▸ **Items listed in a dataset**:
☆ ☆ ☆ ☆ ☆ ☆ ☆

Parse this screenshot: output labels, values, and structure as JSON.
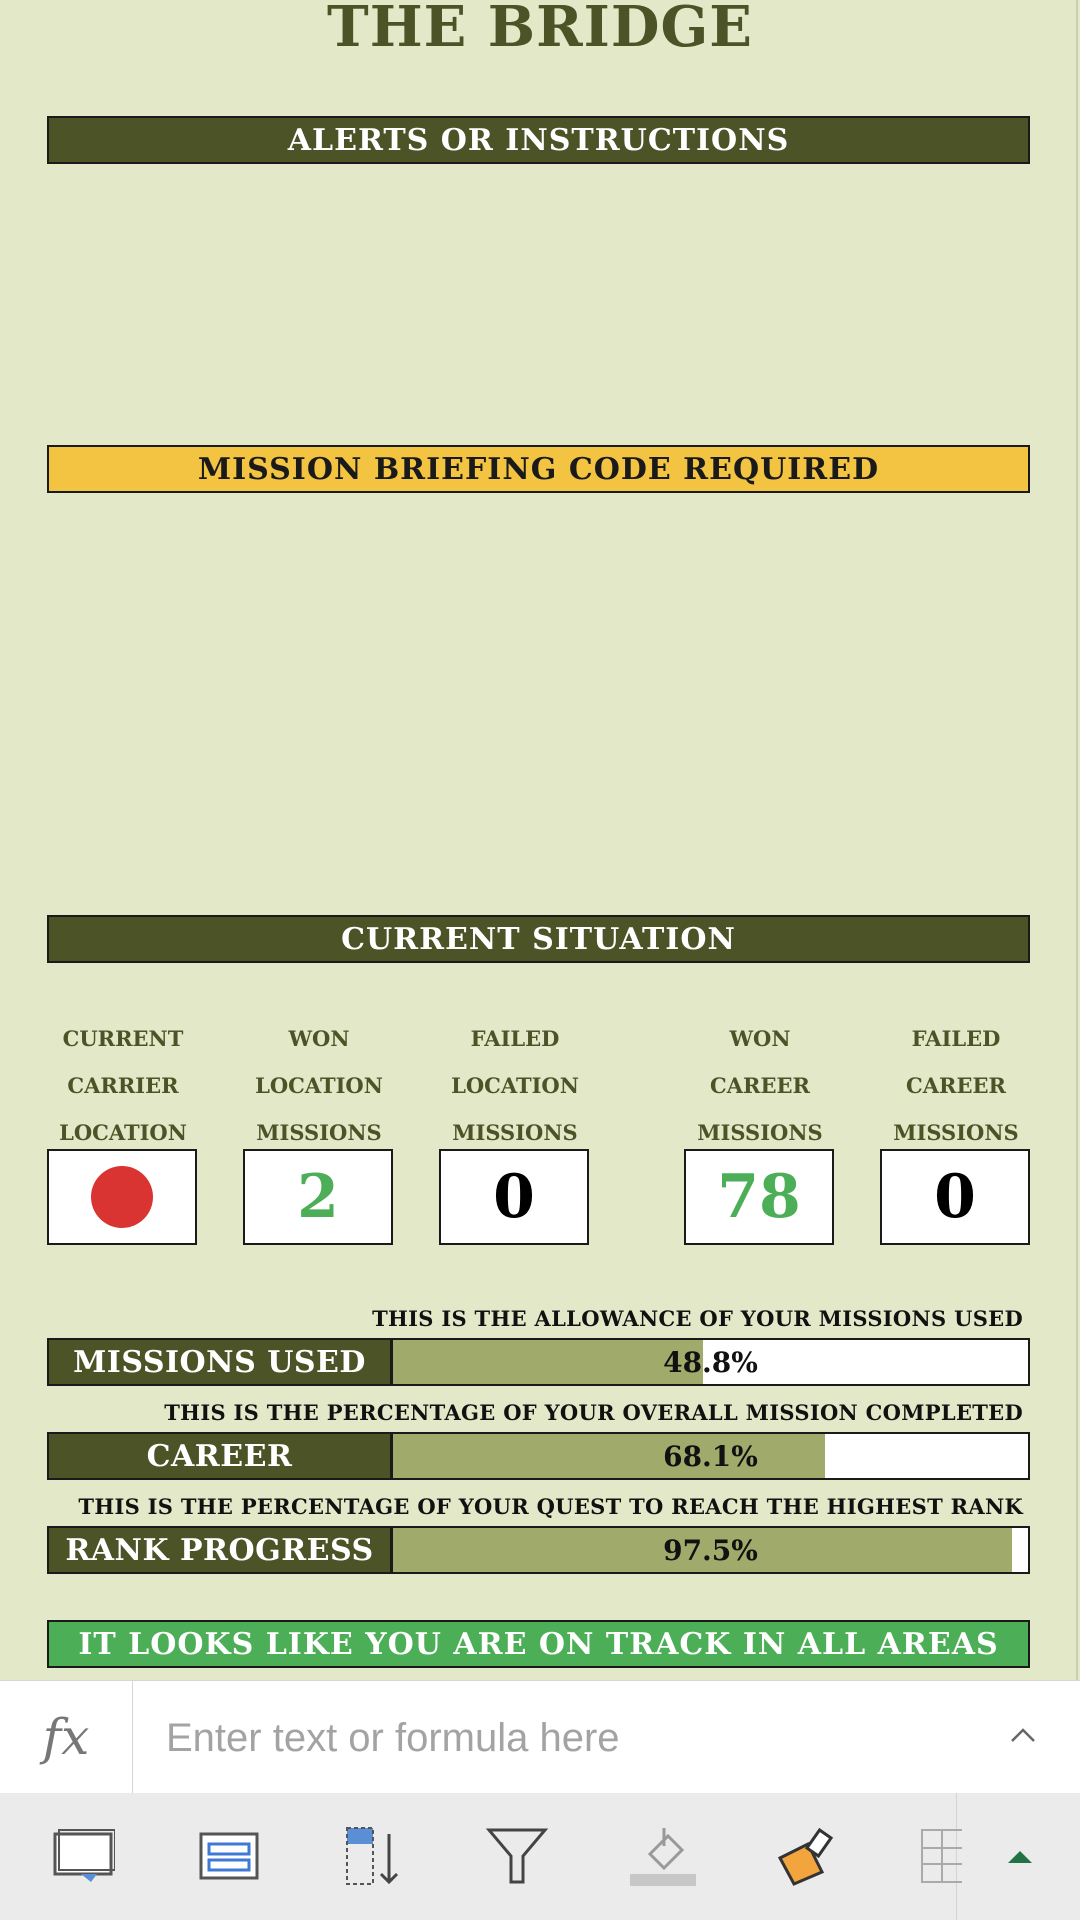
{
  "title": "THE BRIDGE",
  "sections": {
    "alerts": "ALERTS OR INSTRUCTIONS",
    "briefing": "MISSION BRIEFING CODE REQUIRED",
    "situation": "CURRENT SITUATION"
  },
  "stats": [
    {
      "label": [
        "CURRENT",
        "CARRIER",
        "LOCATION"
      ],
      "value": "",
      "icon": "red-dot-icon",
      "color": "#d93431"
    },
    {
      "label": [
        "WON",
        "LOCATION",
        "MISSIONS"
      ],
      "value": "2",
      "color": "#4caf58"
    },
    {
      "label": [
        "FAILED",
        "LOCATION",
        "MISSIONS"
      ],
      "value": "0",
      "color": "#000000"
    },
    {
      "label": [
        "WON",
        "CAREER",
        "MISSIONS"
      ],
      "value": "78",
      "color": "#4caf58"
    },
    {
      "label": [
        "FAILED",
        "CAREER",
        "MISSIONS"
      ],
      "value": "0",
      "color": "#000000"
    }
  ],
  "progress": [
    {
      "note": "THIS IS THE ALLOWANCE OF YOUR MISSIONS USED",
      "label": "MISSIONS USED",
      "value": "48.8%",
      "fraction": 0.488
    },
    {
      "note": "THIS IS THE PERCENTAGE OF YOUR OVERALL MISSION COMPLETED",
      "label": "CAREER",
      "value": "68.1%",
      "fraction": 0.681
    },
    {
      "note": "THIS IS THE PERCENTAGE OF YOUR QUEST TO REACH THE HIGHEST RANK",
      "label": "RANK PROGRESS",
      "value": "97.5%",
      "fraction": 0.975
    }
  ],
  "status": "IT LOOKS LIKE YOU ARE ON TRACK IN ALL AREAS",
  "formula_bar": {
    "fx_label": "fx",
    "placeholder": "Enter text or formula here"
  },
  "colors": {
    "olive": "#4b5327",
    "background": "#e2e8c8",
    "yellow": "#f3c342",
    "green": "#4caf58",
    "progress_fill": "#a0ab6b"
  },
  "toolbar": {
    "tools": [
      "insert-comment-icon",
      "freeze-panes-icon",
      "sort-icon",
      "filter-icon",
      "fill-color-icon",
      "format-painter-icon",
      "table-icon",
      "expand-toolbar-icon"
    ]
  }
}
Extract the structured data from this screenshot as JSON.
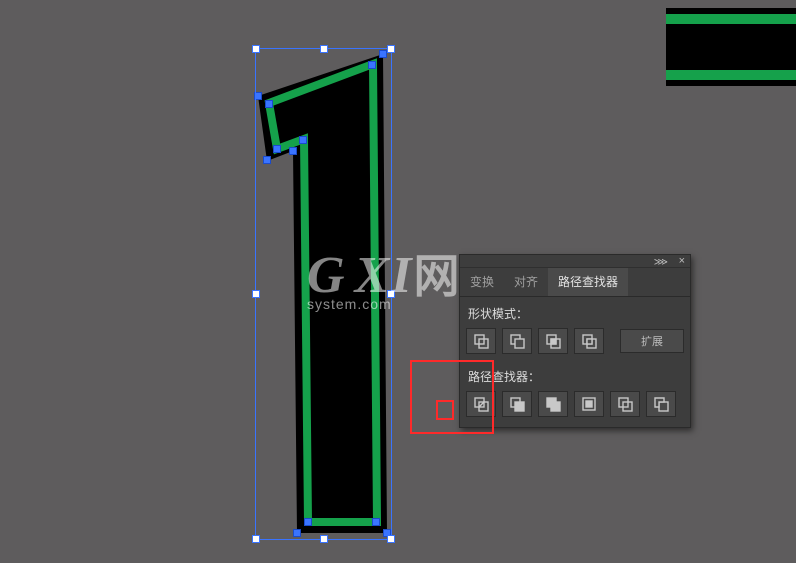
{
  "swatch": {
    "fill": "#000000",
    "stroke": "#15a14b"
  },
  "watermark": {
    "text": "GXI网",
    "sub": "system.com"
  },
  "panel": {
    "tabs": {
      "transform": "变换",
      "align": "对齐",
      "pathfinder": "路径查找器"
    },
    "active_tab": "pathfinder",
    "shape_modes_label": "形状模式：",
    "expand_label": "扩展",
    "pathfinders_label": "路径查找器：",
    "shape_modes": [
      {
        "name": "unite-icon"
      },
      {
        "name": "minus-front-icon"
      },
      {
        "name": "intersect-icon"
      },
      {
        "name": "exclude-icon"
      }
    ],
    "pathfinders": [
      {
        "name": "divide-icon"
      },
      {
        "name": "trim-icon"
      },
      {
        "name": "merge-icon"
      },
      {
        "name": "crop-icon"
      },
      {
        "name": "outline-icon"
      },
      {
        "name": "minus-back-icon"
      }
    ],
    "menu_glyph": "⋙",
    "close_glyph": "×"
  },
  "artwork": {
    "description": "Numeral 1 shape, black fill with green offset inner stroke, selected with bounding box and anchor points",
    "fill": "#000000",
    "inner_stroke": "#15a14b"
  }
}
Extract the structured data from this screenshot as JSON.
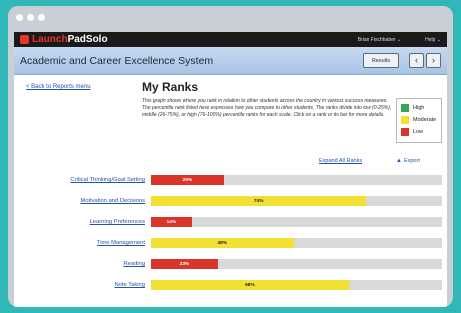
{
  "app": {
    "logo_text_a": "Launch",
    "logo_text_b": "Pad",
    "logo_text_c": "Solo",
    "user_menu": "Brian Fischhaber ⌄",
    "help_menu": "Help ⌄"
  },
  "header": {
    "title": "Academic and Career Excellence System",
    "results_label": "Results",
    "prev_label": "‹",
    "next_label": "›"
  },
  "page": {
    "back_link": "< Back to Reports menu",
    "title": "My Ranks",
    "description": "This graph shows where you rank in relation to other students across the country in various success measures. The percentile rank listed here expresses how you compare to other students. The ranks divide into low (0-25%), middle (26-75%), or high (76-100%) percentile ranks for each scale. Click on a rank or its bar for more details.",
    "expand_all": "Expand All Ranks",
    "export": "Export"
  },
  "legend": [
    {
      "label": "High",
      "color": "#3aa655"
    },
    {
      "label": "Moderate",
      "color": "#f2e033"
    },
    {
      "label": "Low",
      "color": "#d9352b"
    }
  ],
  "ranks": [
    {
      "label": "Critical Thinking/Goal Setting",
      "value": 25,
      "text": "25%",
      "level": "low"
    },
    {
      "label": "Motivation and Decisions",
      "value": 74,
      "text": "74%",
      "level": "moderate"
    },
    {
      "label": "Learning Preferences",
      "value": 14,
      "text": "14%",
      "level": "low"
    },
    {
      "label": "Time Management",
      "value": 49,
      "text": "49%",
      "level": "moderate"
    },
    {
      "label": "Reading",
      "value": 23,
      "text": "23%",
      "level": "low"
    },
    {
      "label": "Note Taking",
      "value": 68,
      "text": "68%",
      "level": "moderate"
    }
  ],
  "colors": {
    "low": "#d9352b",
    "moderate": "#f2e033",
    "high": "#3aa655",
    "background": "#30b8b8"
  }
}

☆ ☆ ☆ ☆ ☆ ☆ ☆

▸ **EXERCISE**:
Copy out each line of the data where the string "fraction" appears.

▸ **EXPECTED ANSWER**:
      "fraction": 0.488
      "fraction": 0.681
      "fraction": 0.975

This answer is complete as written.